**What this task involves**.
As you print the data below, keep every line exactly as it is and leave the images behind.

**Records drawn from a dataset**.
--------------------------------------------------

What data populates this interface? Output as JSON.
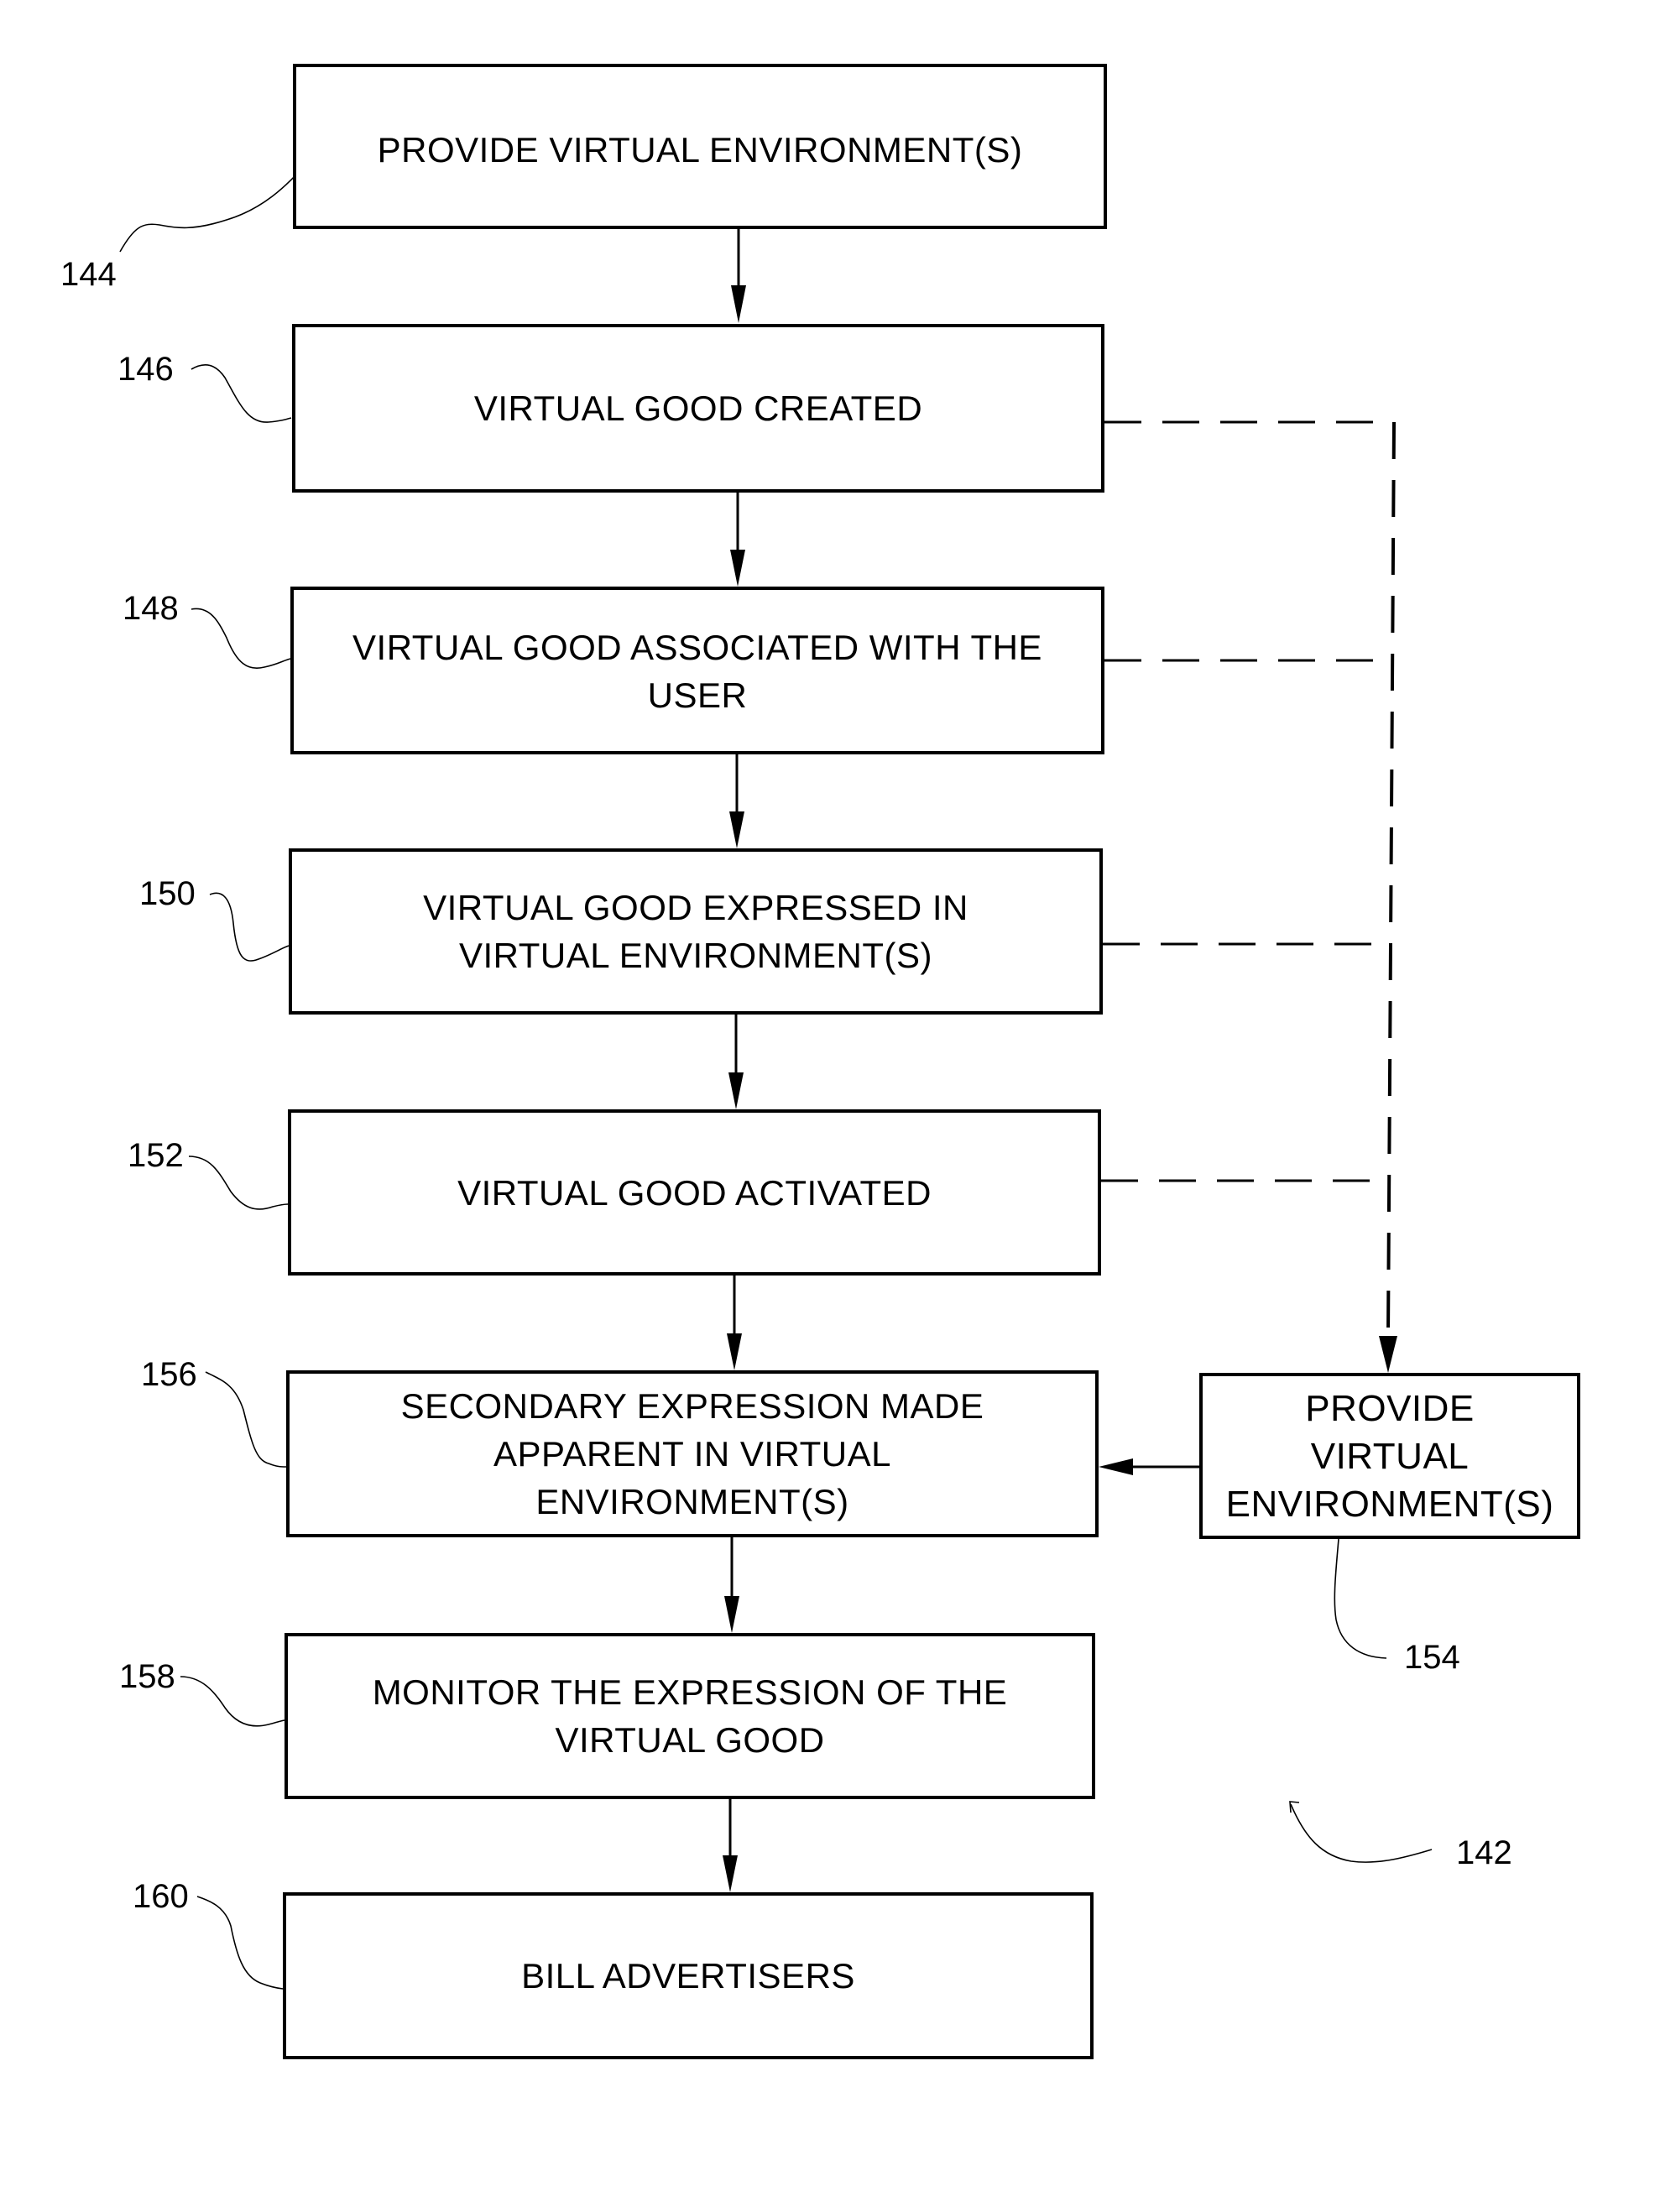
{
  "figure": {
    "reference": "142",
    "steps": [
      {
        "ref": "144",
        "lines": [
          "PROVIDE VIRTUAL ENVIRONMENT(S)"
        ]
      },
      {
        "ref": "146",
        "lines": [
          "VIRTUAL GOOD CREATED"
        ]
      },
      {
        "ref": "148",
        "lines": [
          "VIRTUAL GOOD ASSOCIATED WITH THE",
          "USER"
        ]
      },
      {
        "ref": "150",
        "lines": [
          "VIRTUAL GOOD EXPRESSED IN",
          "VIRTUAL ENVIRONMENT(S)"
        ]
      },
      {
        "ref": "152",
        "lines": [
          "VIRTUAL GOOD ACTIVATED"
        ]
      },
      {
        "ref": "156",
        "lines": [
          "SECONDARY EXPRESSION MADE",
          "APPARENT IN VIRTUAL",
          "ENVIRONMENT(S)"
        ]
      },
      {
        "ref": "158",
        "lines": [
          "MONITOR THE EXPRESSION OF THE",
          "VIRTUAL GOOD"
        ]
      },
      {
        "ref": "160",
        "lines": [
          "BILL ADVERTISERS"
        ]
      }
    ],
    "side_step": {
      "ref": "154",
      "lines": [
        "PROVIDE",
        "VIRTUAL",
        "ENVIRONMENT(S)"
      ]
    },
    "line_color": "#000000",
    "background": "#ffffff"
  }
}
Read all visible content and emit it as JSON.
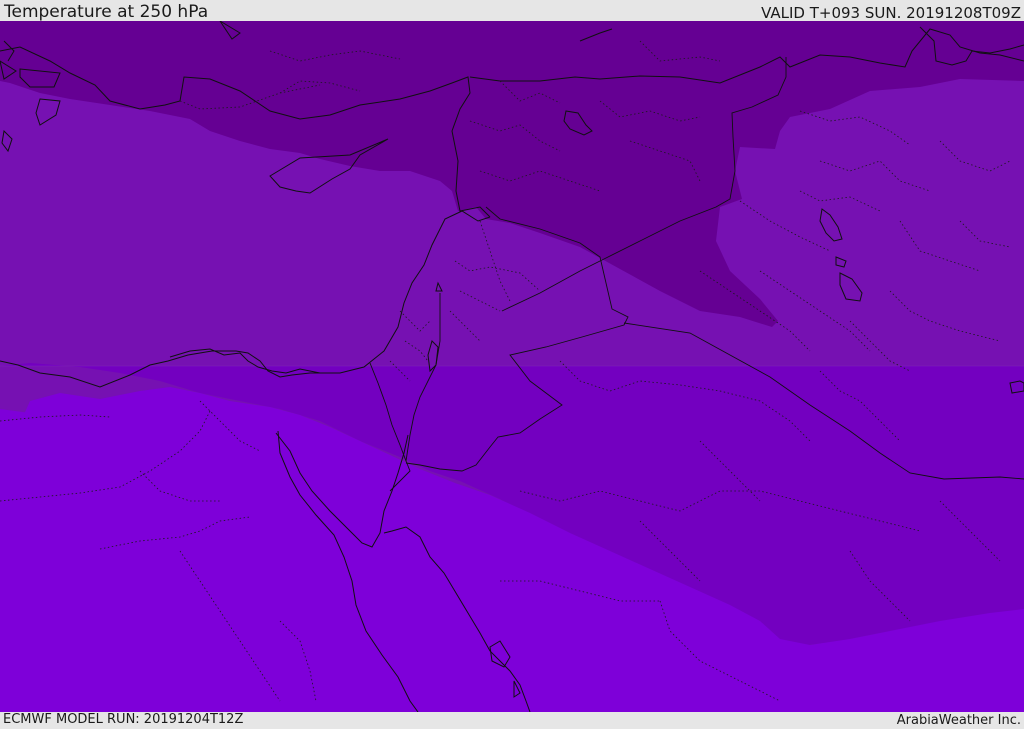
{
  "header": {
    "title": "Temperature at 250 hPa",
    "valid_time": "VALID T+093 SUN. 20191208T09Z"
  },
  "footer": {
    "model_run": "ECMWF MODEL RUN: 20191204T12Z",
    "credit": "ArabiaWeather Inc."
  },
  "map": {
    "colors": {
      "band_coldest": "#650093",
      "band_cold": "#7611b2",
      "band_mid": "#7300c0",
      "band_warm": "#7e00d9",
      "line": "#101010"
    }
  }
}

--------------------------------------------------

**Response to this task**.
What data populates this interface? Output as JSON.
{
  "figure": {
    "reference": "142",
    "steps": [
      {
        "ref": "144",
        "lines": [
          "PROVIDE VIRTUAL ENVIRONMENT(S)"
        ]
      },
      {
        "ref": "146",
        "lines": [
          "VIRTUAL GOOD CREATED"
        ]
      },
      {
        "ref": "148",
        "lines": [
          "VIRTUAL GOOD ASSOCIATED WITH THE",
          "USER"
        ]
      },
      {
        "ref": "150",
        "lines": [
          "VIRTUAL GOOD EXPRESSED IN",
          "VIRTUAL ENVIRONMENT(S)"
        ]
      },
      {
        "ref": "152",
        "lines": [
          "VIRTUAL GOOD ACTIVATED"
        ]
      },
      {
        "ref": "156",
        "lines": [
          "SECONDARY EXPRESSION MADE",
          "APPARENT IN VIRTUAL",
          "ENVIRONMENT(S)"
        ]
      },
      {
        "ref": "158",
        "lines": [
          "MONITOR THE EXPRESSION OF THE",
          "VIRTUAL GOOD"
        ]
      },
      {
        "ref": "160",
        "lines": [
          "BILL ADVERTISERS"
        ]
      }
    ],
    "side_step": {
      "ref": "154",
      "lines": [
        "PROVIDE",
        "VIRTUAL",
        "ENVIRONMENT(S)"
      ]
    },
    "line_color": "#000000",
    "background": "#ffffff"
  }
}
Read all visible content and emit it as JSON.
{
  "header": {
    "title": "Temperature at 250 hPa",
    "valid_time": "VALID T+093 SUN. 20191208T09Z"
  },
  "footer": {
    "model_run": "ECMWF MODEL RUN: 20191204T12Z",
    "credit": "ArabiaWeather Inc."
  },
  "map": {
    "colors": {
      "band_coldest": "#650093",
      "band_cold": "#7611b2",
      "band_mid": "#7300c0",
      "band_warm": "#7e00d9",
      "line": "#101010"
    }
  }
}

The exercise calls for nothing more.